  • Dry Wet Areas: Mold can’t grow without moisture, so dry wet areas immediately. Dry all water accumulation such as seepage into the basement or crawl space after a heavy rainfall, water leakage from pipes, or carpet spills within 24 to 48 hours.  Don’t leave wet items lying around the house, and make sure to dry all areas after a shower. A shower squeegee is a quick, easy and painless way to rid moisture in the bathroom.
  • Proper Ventilation: Household activities such as cooking dinner, doing laundry or dishes and taking a shower can invite mold into your home if you do not have proper ventilation. The non-draftiness quality that you love about your energy efficient home may also be the reason moisture is being held inside. Open a window or run an exhaust fan when doing moisture producing activities. Appliances that produce moisture such as dryers and stoves should be vented to the outside and not the attic.

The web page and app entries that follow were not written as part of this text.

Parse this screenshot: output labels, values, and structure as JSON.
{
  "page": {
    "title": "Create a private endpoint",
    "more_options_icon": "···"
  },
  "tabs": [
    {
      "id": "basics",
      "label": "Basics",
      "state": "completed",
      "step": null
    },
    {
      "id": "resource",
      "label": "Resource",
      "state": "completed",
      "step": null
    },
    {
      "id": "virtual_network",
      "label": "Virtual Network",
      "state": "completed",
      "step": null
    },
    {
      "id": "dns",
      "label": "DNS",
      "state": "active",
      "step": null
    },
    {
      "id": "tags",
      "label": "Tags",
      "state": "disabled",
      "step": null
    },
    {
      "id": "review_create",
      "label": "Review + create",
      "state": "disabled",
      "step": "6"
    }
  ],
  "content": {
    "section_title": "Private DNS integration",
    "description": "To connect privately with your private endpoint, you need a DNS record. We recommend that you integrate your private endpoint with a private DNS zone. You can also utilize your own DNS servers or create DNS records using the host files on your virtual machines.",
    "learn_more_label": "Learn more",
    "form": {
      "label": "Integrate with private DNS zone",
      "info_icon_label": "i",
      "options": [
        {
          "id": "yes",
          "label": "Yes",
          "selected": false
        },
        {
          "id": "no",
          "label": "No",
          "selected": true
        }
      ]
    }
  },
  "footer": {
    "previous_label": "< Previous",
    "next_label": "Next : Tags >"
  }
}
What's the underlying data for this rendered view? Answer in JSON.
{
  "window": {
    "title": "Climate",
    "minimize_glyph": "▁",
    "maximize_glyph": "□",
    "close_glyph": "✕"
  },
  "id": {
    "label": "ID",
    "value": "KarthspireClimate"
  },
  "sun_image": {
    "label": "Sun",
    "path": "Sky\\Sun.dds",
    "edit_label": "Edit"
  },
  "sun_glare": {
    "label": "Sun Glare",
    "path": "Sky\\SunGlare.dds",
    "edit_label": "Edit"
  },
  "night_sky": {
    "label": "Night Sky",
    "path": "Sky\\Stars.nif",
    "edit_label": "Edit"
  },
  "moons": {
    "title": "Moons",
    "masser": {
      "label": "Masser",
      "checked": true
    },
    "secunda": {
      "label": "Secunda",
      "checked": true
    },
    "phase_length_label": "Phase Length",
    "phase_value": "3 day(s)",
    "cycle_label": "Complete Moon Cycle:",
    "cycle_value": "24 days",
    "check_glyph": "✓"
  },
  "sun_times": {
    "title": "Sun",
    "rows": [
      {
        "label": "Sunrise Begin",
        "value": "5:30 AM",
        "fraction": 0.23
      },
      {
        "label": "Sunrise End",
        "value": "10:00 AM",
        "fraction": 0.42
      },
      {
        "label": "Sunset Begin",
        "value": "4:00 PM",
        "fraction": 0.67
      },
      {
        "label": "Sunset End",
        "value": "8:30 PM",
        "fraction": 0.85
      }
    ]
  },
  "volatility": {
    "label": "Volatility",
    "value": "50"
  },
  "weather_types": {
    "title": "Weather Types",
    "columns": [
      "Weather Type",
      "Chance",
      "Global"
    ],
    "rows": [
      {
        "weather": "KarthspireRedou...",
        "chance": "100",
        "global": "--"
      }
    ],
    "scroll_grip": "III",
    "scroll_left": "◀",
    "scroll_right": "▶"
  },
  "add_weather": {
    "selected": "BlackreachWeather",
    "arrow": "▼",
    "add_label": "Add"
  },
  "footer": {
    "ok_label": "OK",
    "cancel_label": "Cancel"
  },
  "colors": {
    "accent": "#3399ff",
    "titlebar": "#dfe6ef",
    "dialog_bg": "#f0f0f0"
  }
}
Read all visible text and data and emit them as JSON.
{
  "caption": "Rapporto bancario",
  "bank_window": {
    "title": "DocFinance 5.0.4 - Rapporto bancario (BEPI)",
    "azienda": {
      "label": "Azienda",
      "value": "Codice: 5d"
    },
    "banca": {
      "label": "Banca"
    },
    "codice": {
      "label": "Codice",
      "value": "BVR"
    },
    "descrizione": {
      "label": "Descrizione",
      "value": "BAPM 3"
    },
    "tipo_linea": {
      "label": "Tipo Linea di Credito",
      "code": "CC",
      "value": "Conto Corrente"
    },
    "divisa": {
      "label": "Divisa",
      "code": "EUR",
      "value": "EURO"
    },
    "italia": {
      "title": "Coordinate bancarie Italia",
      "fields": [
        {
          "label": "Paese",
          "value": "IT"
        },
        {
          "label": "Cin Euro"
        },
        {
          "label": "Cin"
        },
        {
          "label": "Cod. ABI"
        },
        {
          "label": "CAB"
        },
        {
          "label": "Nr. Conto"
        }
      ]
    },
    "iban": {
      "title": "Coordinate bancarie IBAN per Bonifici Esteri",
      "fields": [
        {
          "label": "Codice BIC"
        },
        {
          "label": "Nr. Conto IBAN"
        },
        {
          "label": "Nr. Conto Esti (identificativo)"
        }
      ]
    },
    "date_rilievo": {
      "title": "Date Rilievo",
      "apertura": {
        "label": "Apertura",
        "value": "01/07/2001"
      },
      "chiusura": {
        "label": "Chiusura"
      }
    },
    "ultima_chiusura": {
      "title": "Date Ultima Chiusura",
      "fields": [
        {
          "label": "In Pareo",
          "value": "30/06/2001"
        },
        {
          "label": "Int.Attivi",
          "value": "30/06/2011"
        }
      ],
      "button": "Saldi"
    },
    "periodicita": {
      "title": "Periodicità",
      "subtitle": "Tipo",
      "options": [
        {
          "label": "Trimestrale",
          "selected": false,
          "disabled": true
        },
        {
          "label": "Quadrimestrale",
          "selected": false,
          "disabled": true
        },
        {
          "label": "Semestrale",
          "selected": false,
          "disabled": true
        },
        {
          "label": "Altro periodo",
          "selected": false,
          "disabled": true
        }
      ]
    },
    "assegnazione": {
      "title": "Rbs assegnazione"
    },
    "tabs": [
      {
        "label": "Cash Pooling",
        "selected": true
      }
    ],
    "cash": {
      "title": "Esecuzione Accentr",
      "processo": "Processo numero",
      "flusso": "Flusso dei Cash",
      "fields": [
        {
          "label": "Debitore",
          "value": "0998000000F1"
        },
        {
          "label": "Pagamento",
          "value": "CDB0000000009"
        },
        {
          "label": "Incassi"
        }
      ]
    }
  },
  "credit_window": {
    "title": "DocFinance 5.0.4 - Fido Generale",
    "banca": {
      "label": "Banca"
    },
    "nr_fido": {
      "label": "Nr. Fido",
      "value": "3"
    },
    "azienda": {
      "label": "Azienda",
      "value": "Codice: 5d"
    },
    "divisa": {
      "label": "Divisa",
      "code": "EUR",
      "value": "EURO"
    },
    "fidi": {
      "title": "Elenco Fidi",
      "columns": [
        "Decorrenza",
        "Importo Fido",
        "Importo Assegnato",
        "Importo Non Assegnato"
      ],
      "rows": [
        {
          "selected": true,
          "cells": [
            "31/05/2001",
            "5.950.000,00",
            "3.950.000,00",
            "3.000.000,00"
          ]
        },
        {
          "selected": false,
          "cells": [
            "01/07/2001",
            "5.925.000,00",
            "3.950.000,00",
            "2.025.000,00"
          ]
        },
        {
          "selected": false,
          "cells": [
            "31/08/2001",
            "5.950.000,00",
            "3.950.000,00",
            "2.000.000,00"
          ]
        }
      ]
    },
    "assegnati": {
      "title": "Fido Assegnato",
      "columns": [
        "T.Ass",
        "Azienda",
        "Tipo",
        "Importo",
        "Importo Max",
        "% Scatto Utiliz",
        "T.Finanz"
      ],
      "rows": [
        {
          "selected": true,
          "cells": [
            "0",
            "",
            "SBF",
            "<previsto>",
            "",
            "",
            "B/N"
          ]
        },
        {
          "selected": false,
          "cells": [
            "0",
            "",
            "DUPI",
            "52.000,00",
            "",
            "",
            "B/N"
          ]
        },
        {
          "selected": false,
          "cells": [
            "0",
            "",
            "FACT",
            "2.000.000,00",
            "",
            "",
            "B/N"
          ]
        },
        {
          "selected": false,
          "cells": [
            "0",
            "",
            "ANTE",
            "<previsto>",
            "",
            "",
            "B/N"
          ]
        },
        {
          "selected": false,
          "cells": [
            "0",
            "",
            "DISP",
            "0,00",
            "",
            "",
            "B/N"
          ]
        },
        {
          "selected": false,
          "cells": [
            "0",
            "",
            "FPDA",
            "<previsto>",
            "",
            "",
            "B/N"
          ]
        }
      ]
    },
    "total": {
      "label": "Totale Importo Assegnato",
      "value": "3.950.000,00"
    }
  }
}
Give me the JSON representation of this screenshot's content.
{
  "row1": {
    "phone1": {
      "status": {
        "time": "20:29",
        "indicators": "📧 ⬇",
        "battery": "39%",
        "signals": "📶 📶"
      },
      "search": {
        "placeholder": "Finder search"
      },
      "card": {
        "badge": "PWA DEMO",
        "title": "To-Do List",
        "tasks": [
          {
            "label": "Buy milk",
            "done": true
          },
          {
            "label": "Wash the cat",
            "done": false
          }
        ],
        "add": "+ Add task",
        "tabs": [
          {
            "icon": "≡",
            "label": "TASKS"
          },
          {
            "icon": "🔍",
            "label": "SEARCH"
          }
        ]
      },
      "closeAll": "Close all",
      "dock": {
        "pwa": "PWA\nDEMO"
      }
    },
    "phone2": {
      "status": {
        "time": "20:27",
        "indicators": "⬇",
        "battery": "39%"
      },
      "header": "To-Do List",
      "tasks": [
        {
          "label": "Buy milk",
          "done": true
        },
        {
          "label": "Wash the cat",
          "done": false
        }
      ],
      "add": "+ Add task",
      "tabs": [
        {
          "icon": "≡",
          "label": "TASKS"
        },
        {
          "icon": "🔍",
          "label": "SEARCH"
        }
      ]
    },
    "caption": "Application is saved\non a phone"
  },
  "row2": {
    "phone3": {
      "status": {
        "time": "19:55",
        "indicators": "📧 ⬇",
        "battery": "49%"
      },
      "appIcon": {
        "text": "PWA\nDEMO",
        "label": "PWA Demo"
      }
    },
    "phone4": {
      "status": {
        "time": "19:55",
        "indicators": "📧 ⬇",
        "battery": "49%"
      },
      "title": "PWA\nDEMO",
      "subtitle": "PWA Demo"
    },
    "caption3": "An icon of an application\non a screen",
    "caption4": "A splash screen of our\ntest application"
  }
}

  • Monitor Indoor Humidity: The EPA recommends keeping indoor humidity below 60 percent (ideally between 30 and 50 percent) relative humidity. You can measure humidity with a moisture meter purchased from your local hardware store. Some signs of excess humidity are visible such as condensation on windows, pipes, and walls.

Look for more key tips next week in Part 2. In the meantime, for more information regarding how Anchor Heating and Air Conditioning can help keep you, your family and your home healthy, give us a call at 770-942-2873.